Stoneman Douglas Activist Emma González Honored At Equality Florida Gala

"These young leaders have stirred the nation," says Equality Florida director Nadine Smith.

Emma González, a student at Stoneman Douglas and a rising voice against gun violence, was honored at a Equality Florida benefit this weekend, along with other members of her school’s Genders and Sexualities Alliance (GSA).

González, who identifies as bisexual, is the president of Marjory Stoneman Douglas High School’s GSA. She and her fellow youth activists received Equality Florida’s Voice For Equality award at a ceremony Saturday at the Eden Roc Hotel in Miami Beach.

After she took the podium, 18-year-old González asked for a moment of silence to honor the lives lost at Stoneman Douglas and at Orlando’s Pulse Nightclub.

“[Our school] lost 14 classmates, three faculty members, and there were plenty of individuals who were injured and are still in the hospital due the havoc wreaked on Valentine’s Day in a period of six minutes,” she said. “It’s important that we remember these individuals when we fight for gun safety and gun control, as well as all other individuals affected by gun violence in America.”

She thanked Equality Florida for recognizing advocates from Stoneman Douglas, some of whom, like classmate David Hogg, were in attendance.

“Many of the members of our GSA this year have, for the first time, found a place where they can be themselves freely, can experiment with names and labels, and [learn] about a culture that is widely ignored in textbooks and curriculum.”

Equality Florida

Equality Florida director Nadine Smith (above left) praised Stoneman Douglas students for “[speaking] through their grief with absolute clarity and resolve.”
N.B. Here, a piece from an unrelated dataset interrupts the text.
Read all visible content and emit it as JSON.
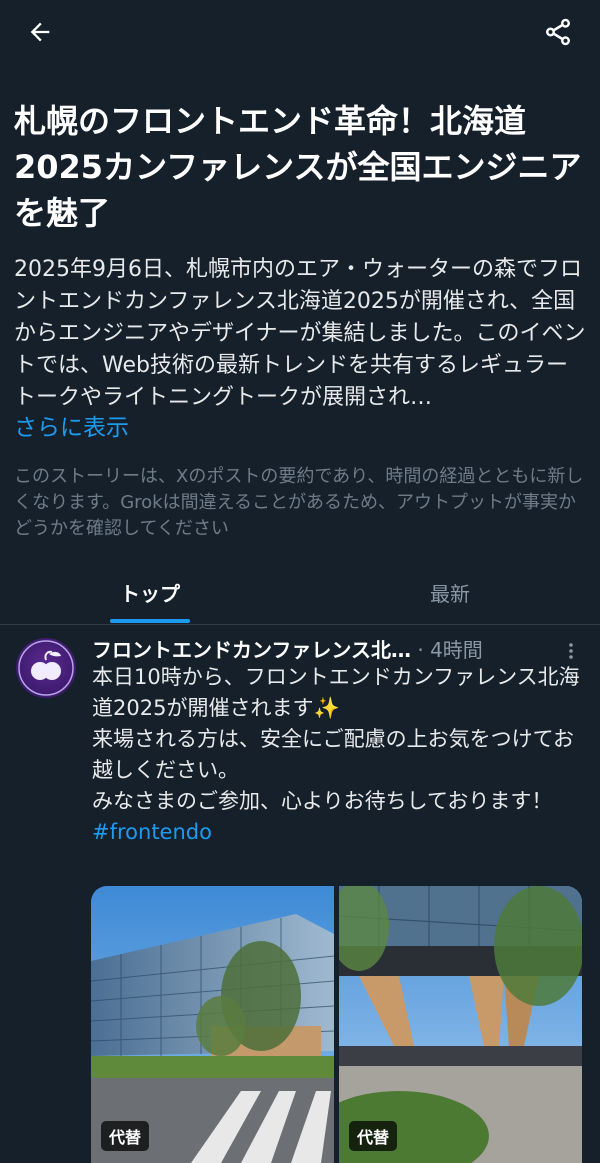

“They have stirred the nation,” Smith told NewNowNext. “In a matter of weeks, they’ve taken on the NRA… and recognized that the platform they have is meant to be shared with others whose voices haven’t been heard.”

Smith says she’s not surprised that a leader like González emerged from a high-school GSA.

“When you must find your voice in a place that demands your silence and invisibility, you learn to be bold and find a way to be heard.”


Brooklyn-based writer and editor. Probably drinking iced coffee or getting tattooed.